New report details state of island beaches post-Maria
By John McPhaul
The Puerto Rico Coastal Planning and Research Institute published a new informational document on the state of the beaches in Puerto Rico after the passage of Hurricane Maria.
The research led by geological oceanographer and coastal erosion specialist Maritza Barreto Orta presents the areas with accretion (beach extension gain) and erosion on the coasts of Manatí, Toa Baja, Carolina, Río Grande, Luquillo, Culebra, Maunabo, Patillas, Guayama, Salinas and Guánica.
“Knowing the situation of coastal changes, identifying the magnitude and occurrence of erosion and/or accretion events at the municipality level is the basis for defining an adequate and tailored coastal planning for our island; planning that is urgent in the framework of the reconstruction of the island,” Barreto Orta said in a written statement.
Among the most impressive findings of the publication is the migration of beaches and the water line inland in several municipalities of the island for 2018.
“We knew that this event could be occurring on our coasts, but this is the first time that quantitative documentation has been achieved for several coastal municipalities on the island,” Barreto Orta said.
Of the municipalities presented, Luquillo has the largest number of coastal kilometers (km) with beach migration (0.79 km) and inland water line (1.76 km). The municipalities of Río Grande and Manatí measured second and third among the coastal towns studied with the highest migration.
“Ignoring what the state of the coast presents will lead to repeating the same errors of the use of the coast as in the past, which will translate into not achieving the coastal resilience we need,” said Barreto Orta, a professor at the Graduate School of Planning at the University of Puerto Rico (UPR), Río Piedras Campus.
Since 2018, the Puerto Rico Coastal Planning and Research Institute has been investigating the state of the beaches in Puerto Rico after the passage of Hurricane Maria in September 2017. With the new publication, the Institute will have compiled erosion and accretion data for 34 coastal municipalities in Puerto Rico.
“The data on the situation of the coast will be of great help for the municipalities and the State to plan and manage their coastal zone in the post-Maria scenario,” Barreto Orta said.
The findings of the research are the result of a grant of $1.4 million, awarded by the Federal Emergency Management Agency and the Central Office for Recovery, Reconstruction and Resilience, for a duration of three years (2019- 2022).
Collaborating on the project are Aurelio Castro, also a professor at the UPR Graduate School of Planning; Luis Santiago, a planner and professor at the School of Public Administration at Central Florida University; and Rafael Méndez Tejeda, a meteorologist and professor of natural sciences at the UPR, Carolina Campus.

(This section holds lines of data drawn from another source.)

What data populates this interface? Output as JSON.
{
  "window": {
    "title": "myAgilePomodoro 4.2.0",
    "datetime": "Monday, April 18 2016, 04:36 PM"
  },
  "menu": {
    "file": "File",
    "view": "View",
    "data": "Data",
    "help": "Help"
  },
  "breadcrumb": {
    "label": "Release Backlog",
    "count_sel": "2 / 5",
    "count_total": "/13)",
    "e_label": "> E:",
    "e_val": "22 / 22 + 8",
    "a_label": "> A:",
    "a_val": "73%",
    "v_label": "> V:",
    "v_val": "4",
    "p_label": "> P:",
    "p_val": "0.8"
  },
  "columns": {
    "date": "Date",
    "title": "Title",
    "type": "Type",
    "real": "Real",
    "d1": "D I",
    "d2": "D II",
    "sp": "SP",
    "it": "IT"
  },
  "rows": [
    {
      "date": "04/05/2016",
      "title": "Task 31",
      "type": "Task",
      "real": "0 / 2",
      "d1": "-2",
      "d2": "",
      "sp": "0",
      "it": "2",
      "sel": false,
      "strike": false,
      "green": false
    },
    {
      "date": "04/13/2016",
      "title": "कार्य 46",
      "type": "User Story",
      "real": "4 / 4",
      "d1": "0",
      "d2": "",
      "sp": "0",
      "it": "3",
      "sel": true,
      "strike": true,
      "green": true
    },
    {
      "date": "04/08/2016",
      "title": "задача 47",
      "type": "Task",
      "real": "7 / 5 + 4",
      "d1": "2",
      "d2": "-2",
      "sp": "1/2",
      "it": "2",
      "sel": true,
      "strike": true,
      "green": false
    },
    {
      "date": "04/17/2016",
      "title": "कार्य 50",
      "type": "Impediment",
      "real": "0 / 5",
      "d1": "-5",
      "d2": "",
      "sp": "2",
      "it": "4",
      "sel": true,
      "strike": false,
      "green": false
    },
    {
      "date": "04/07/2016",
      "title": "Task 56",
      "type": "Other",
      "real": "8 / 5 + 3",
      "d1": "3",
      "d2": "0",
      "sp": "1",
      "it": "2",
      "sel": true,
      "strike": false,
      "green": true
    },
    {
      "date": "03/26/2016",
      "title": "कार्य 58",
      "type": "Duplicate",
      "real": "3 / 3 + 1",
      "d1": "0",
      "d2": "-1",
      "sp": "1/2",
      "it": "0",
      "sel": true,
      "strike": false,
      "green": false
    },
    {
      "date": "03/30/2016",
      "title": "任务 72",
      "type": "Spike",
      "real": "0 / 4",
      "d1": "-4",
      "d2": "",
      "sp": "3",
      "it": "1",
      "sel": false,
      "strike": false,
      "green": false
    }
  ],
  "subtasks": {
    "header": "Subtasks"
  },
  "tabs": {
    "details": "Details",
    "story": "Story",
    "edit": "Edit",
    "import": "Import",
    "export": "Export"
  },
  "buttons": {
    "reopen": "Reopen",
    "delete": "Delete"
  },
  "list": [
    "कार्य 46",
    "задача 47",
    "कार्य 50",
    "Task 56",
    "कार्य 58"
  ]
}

Also, graduate students in planning, environmental sciences and history at the UPR Río Piedras Campus, and a law student from Inter-American University of Puerto Rico participated in the project.
The Puerto Rico Coastal Planning and Research Institute carries out projects aimed at research, education, and planning in the coastal zone of Puerto Rico and the Caribbean Region. Its mission is to generate knowledge and practices that contribute to the solution of the problems that affect the coast. Likewise, in the face of the challenges of climate change, the Institute provides planning tools and strategies that promote the conservation and protection of coastal resources.